Please read the records below and return each line holding the string "Utiliza".

------------------------------------------------------------

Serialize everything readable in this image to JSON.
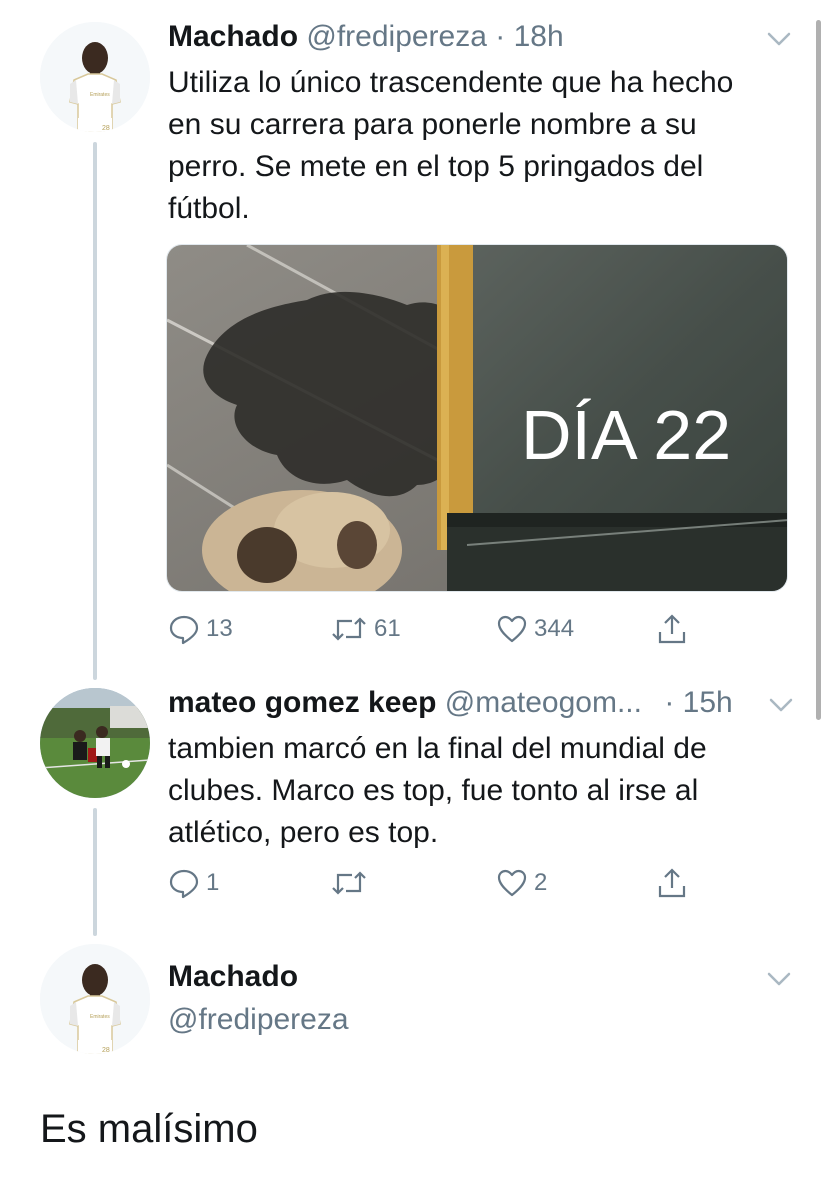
{
  "tweets": [
    {
      "name": "Machado",
      "handle": "@fredipereza",
      "time": "· 18h",
      "text": "Utiliza lo único trascendente que ha hecho en su carrera para ponerle nombre a su perro. Se mete en el top 5 pringados del fútbol.",
      "text_lines": [
        "Utiliza lo único trascendente que ha hecho",
        "en su carrera para ponerle nombre a su",
        "perro. Se mete en el top 5 pringados del",
        "fútbol."
      ],
      "media": {
        "overlay_text": "DÍA 22"
      },
      "replies": "13",
      "retweets": "61",
      "likes": "344"
    },
    {
      "name": "mateo gomez keep",
      "handle": "@mateogom...",
      "time": "· 15h",
      "text_lines": [
        "tambien marcó en la final del mundial de",
        "clubes. Marco es top, fue tonto al irse al",
        "atlético, pero es top."
      ],
      "replies": "1",
      "retweets": "",
      "likes": "2"
    },
    {
      "name": "Machado",
      "handle": "@fredipereza",
      "text": "Es malísimo"
    }
  ],
  "icons": {
    "reply": "reply-icon",
    "retweet": "retweet-icon",
    "like": "heart-icon",
    "share": "share-icon",
    "more": "chevron-down-icon"
  },
  "colors": {
    "text": "#14171a",
    "secondary": "#657786",
    "thread_line": "#ccd6dd"
  }
}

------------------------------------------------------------

Response area -
      "text": "Utiliza lo único trascendente que ha hecho en su carrera para ponerle nombre a su perro. Se mete en el top 5 pringados del fútbol.",
        "Utiliza lo único trascendente que ha hecho",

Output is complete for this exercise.